§ **EXERCISE BRIEF**: From the data, return each line holding the word "ограничения".

§ **INFORMATION**:
======
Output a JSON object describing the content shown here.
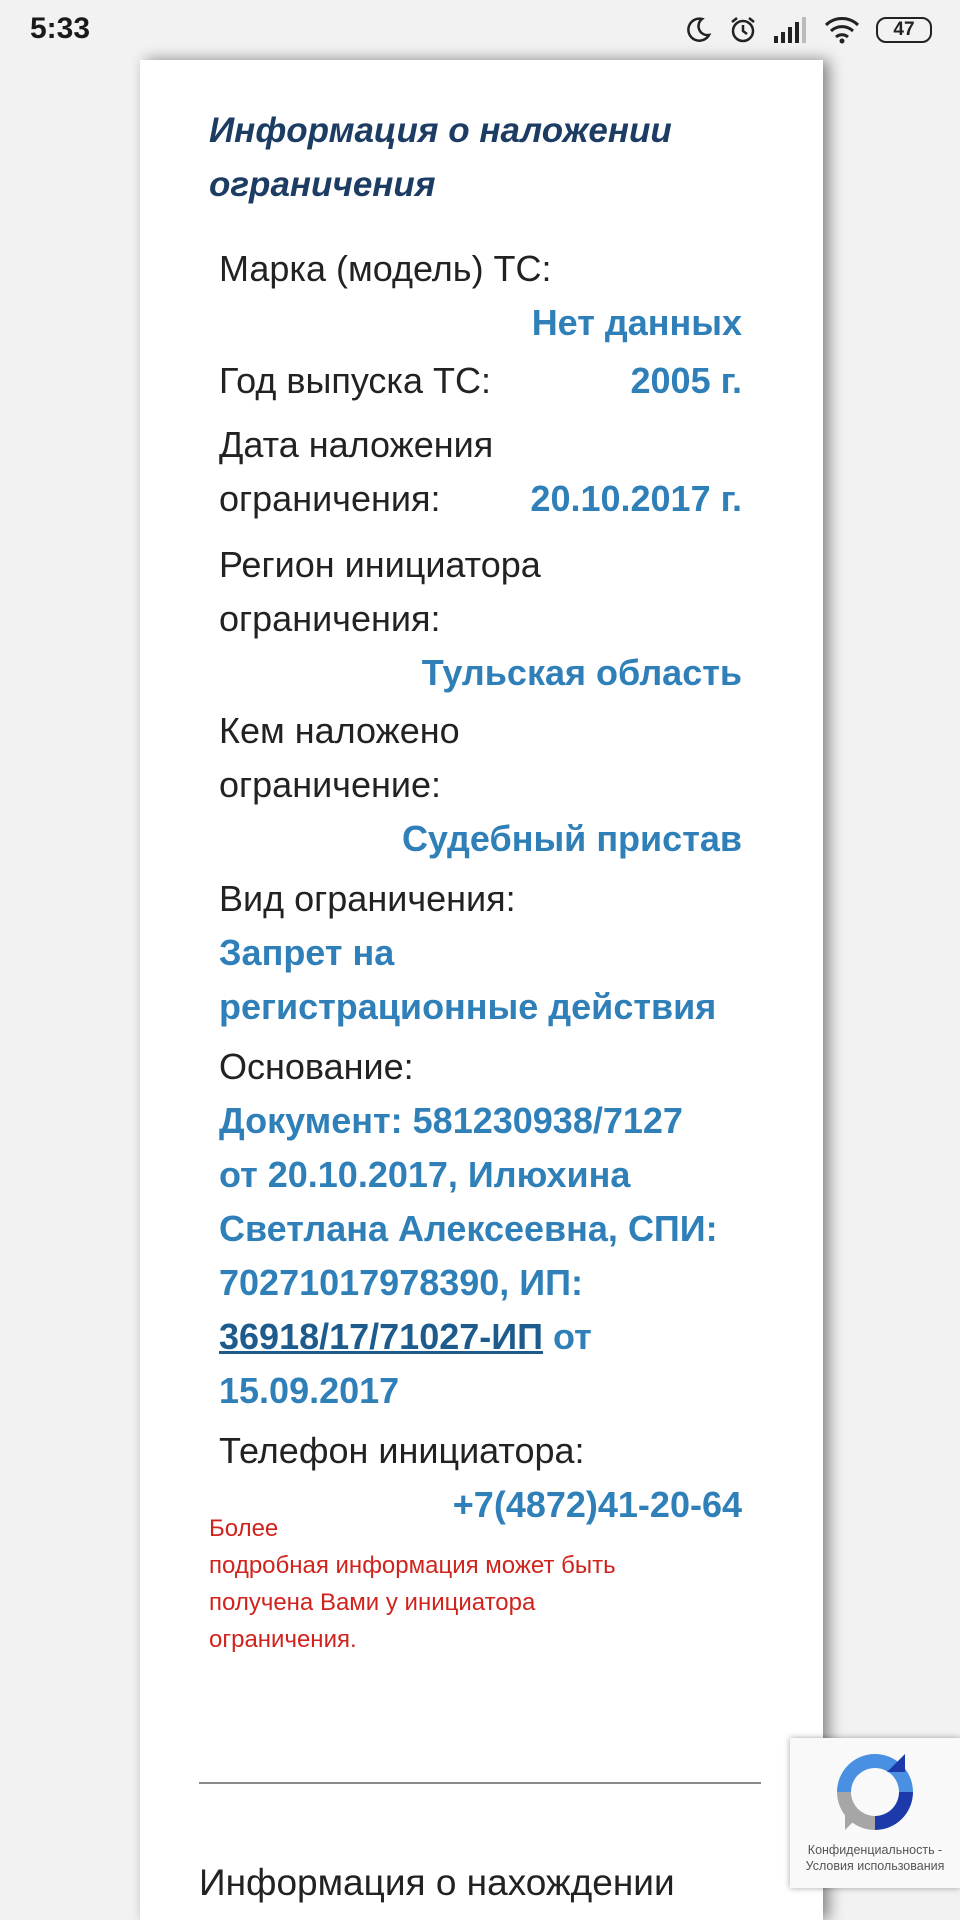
{
  "status_bar": {
    "time": "5:33",
    "battery": "47",
    "icons": [
      "moon-icon",
      "alarm-icon",
      "signal-icon",
      "wifi-icon",
      "battery-icon"
    ]
  },
  "section": {
    "title": "Информация о наложении ограничения"
  },
  "fields": {
    "model_label": "Марка (модель) ТС:",
    "model_value": "Нет данных",
    "year_label": "Год выпуска ТС:",
    "year_value": "2005 г.",
    "date_label_1": "Дата наложения",
    "date_label_2": "ограничения:",
    "date_value": "20.10.2017 г.",
    "region_label_1": "Регион инициатора",
    "region_label_2": "ограничения:",
    "region_value": "Тульская область",
    "who_label_1": "Кем наложено",
    "who_label_2": "ограничение:",
    "who_value": "Судебный пристав",
    "type_label": "Вид ограничения:",
    "type_value_1": "Запрет на",
    "type_value_2": "регистрационные действия",
    "basis_label": "Основание:",
    "basis_1": "Документ: 581230938/7127",
    "basis_2": "от 20.10.2017, Илюхина",
    "basis_3": "Светлана Алексеевна, СПИ:",
    "basis_4": "70271017978390, ИП:",
    "basis_link": "36918/17/71027-ИП",
    "basis_5_suffix": " от",
    "basis_6": "15.09.2017",
    "phone_label": "Телефон инициатора:",
    "phone_value": "+7(4872)41-20-64"
  },
  "note": {
    "line1": "Более",
    "line2": "подробная информация может быть",
    "line3": "получена Вами у инициатора",
    "line4": "ограничения."
  },
  "next_section": {
    "heading": "Информация о нахождении"
  },
  "recaptcha": {
    "footer_1": "Конфиденциальность -",
    "footer_2": "Условия использования"
  },
  "colors": {
    "value_blue": "#2f7fb8",
    "title_navy": "#1c3c63",
    "note_red": "#d0231d"
  }
}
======
§ **SOLUTION**:
    "title": "Информация о наложении ограничения"
    "date_label_2": "ограничения:",
    "region_label_2": "ограничения:",
    "type_label": "Вид ограничения:",
    "line4": "ограничения."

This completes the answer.